Exactly as written, output each of the entries below.

[Start of section]

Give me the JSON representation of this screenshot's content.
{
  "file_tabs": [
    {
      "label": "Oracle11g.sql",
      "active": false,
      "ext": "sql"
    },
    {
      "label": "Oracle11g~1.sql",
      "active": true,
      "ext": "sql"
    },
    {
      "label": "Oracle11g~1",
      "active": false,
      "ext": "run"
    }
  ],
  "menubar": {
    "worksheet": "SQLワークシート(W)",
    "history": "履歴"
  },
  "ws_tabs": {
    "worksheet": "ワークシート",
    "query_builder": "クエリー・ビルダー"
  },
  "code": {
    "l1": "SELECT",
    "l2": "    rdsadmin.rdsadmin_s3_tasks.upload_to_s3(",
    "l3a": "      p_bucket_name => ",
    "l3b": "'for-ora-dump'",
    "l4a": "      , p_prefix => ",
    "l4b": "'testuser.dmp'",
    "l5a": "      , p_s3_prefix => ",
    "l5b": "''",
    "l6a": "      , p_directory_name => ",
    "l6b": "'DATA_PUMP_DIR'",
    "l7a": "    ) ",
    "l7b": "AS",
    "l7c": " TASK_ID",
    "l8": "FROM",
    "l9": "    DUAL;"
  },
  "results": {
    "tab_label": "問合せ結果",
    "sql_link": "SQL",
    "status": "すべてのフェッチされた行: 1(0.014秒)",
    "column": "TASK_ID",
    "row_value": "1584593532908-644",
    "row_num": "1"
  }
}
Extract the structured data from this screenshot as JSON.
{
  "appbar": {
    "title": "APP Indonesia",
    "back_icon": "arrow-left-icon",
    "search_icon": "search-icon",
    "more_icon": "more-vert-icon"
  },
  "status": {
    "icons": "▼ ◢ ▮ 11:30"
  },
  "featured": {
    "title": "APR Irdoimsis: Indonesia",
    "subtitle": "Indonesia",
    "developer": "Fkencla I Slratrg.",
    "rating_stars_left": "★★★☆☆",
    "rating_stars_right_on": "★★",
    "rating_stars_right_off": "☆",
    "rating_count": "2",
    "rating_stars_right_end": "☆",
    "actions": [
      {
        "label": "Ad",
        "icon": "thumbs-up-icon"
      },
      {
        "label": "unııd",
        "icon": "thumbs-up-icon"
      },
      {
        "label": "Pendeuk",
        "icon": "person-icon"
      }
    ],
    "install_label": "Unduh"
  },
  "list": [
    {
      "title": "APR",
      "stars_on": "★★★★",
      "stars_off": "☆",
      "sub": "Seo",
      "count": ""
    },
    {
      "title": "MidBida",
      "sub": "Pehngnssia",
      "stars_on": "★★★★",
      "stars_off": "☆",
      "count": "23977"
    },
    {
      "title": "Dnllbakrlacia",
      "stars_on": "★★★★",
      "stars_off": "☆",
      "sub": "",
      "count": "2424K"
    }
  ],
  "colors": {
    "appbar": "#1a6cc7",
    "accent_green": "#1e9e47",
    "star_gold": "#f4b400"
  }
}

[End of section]

- [ANSWER TO THE EXERCISE]:
Give me the JSON representation of this screenshot's content.
{
  "file_tabs": [
    {
      "label": "Oracle11g.sql",
      "active": false,
      "ext": "sql"
    },
    {
      "label": "Oracle11g~1.sql",
      "active": true,
      "ext": "sql"
    },
    {
      "label": "Oracle11g~1",
      "active": false,
      "ext": "run"
    }
  ],
  "menubar": {
    "worksheet": "SQLワークシート(W)",
    "history": "履歴"
  },
  "ws_tabs": {
    "worksheet": "ワークシート",
    "query_builder": "クエリー・ビルダー"
  },
  "code": {
    "l1": "SELECT",
    "l2": "    rdsadmin.rdsadmin_s3_tasks.upload_to_s3(",
    "l3a": "      p_bucket_name => ",
    "l3b": "'for-ora-dump'",
    "l4a": "      , p_prefix => ",
    "l4b": "'testuser.dmp'",
    "l5a": "      , p_s3_prefix => ",
    "l5b": "''",
    "l6a": "      , p_directory_name => ",
    "l6b": "'DATA_PUMP_DIR'",
    "l7a": "    ) ",
    "l7b": "AS",
    "l7c": " TASK_ID",
    "l8": "FROM",
    "l9": "    DUAL;"
  },
  "results": {
    "tab_label": "問合せ結果",
    "sql_link": "SQL",
    "status": "すべてのフェッチされた行: 1(0.014秒)",
    "column": "TASK_ID",
    "row_value": "1584593532908-644",
    "row_num": "1"
  }
}
Extract the structured data from this screenshot as JSON.
{
  "appbar": {
    "title": "APP Indonesia",
    "back_icon": "arrow-left-icon",
    "search_icon": "search-icon",
    "more_icon": "more-vert-icon"
  },
  "status": {
    "icons": "▼ ◢ ▮ 11:30"
  },
  "featured": {
    "title": "APR Irdoimsis: Indonesia",
    "subtitle": "Indonesia",
    "developer": "Fkencla I Slratrg.",
    "rating_stars_left": "★★★☆☆",
    "rating_stars_right_on": "★★",
    "rating_stars_right_off": "☆",
    "rating_count": "2",
    "rating_stars_right_end": "☆",
    "actions": [
      {
        "label": "Ad",
        "icon": "thumbs-up-icon"
      },
      {
        "label": "unııd",
        "icon": "thumbs-up-icon"
      },
      {
        "label": "Pendeuk",
        "icon": "person-icon"
      }
    ],
    "install_label": "Unduh"
  },
  "list": [
    {
      "title": "APR",
      "stars_on": "★★★★",
      "stars_off": "☆",
      "sub": "Seo",
      "count": ""
    },
    {
      "title": "MidBida",
      "sub": "Pehngnssia",
      "stars_on": "★★★★",
      "stars_off": "☆",
      "count": "23977"
    },
    {
      "title": "Dnllbakrlacia",
      "stars_on": "★★★★",
      "stars_off": "☆",
      "sub": "",
      "count": "2424K"
    }
  ],
  "colors": {
    "appbar": "#1a6cc7",
    "accent_green": "#1e9e47",
    "star_gold": "#f4b400"
  }
}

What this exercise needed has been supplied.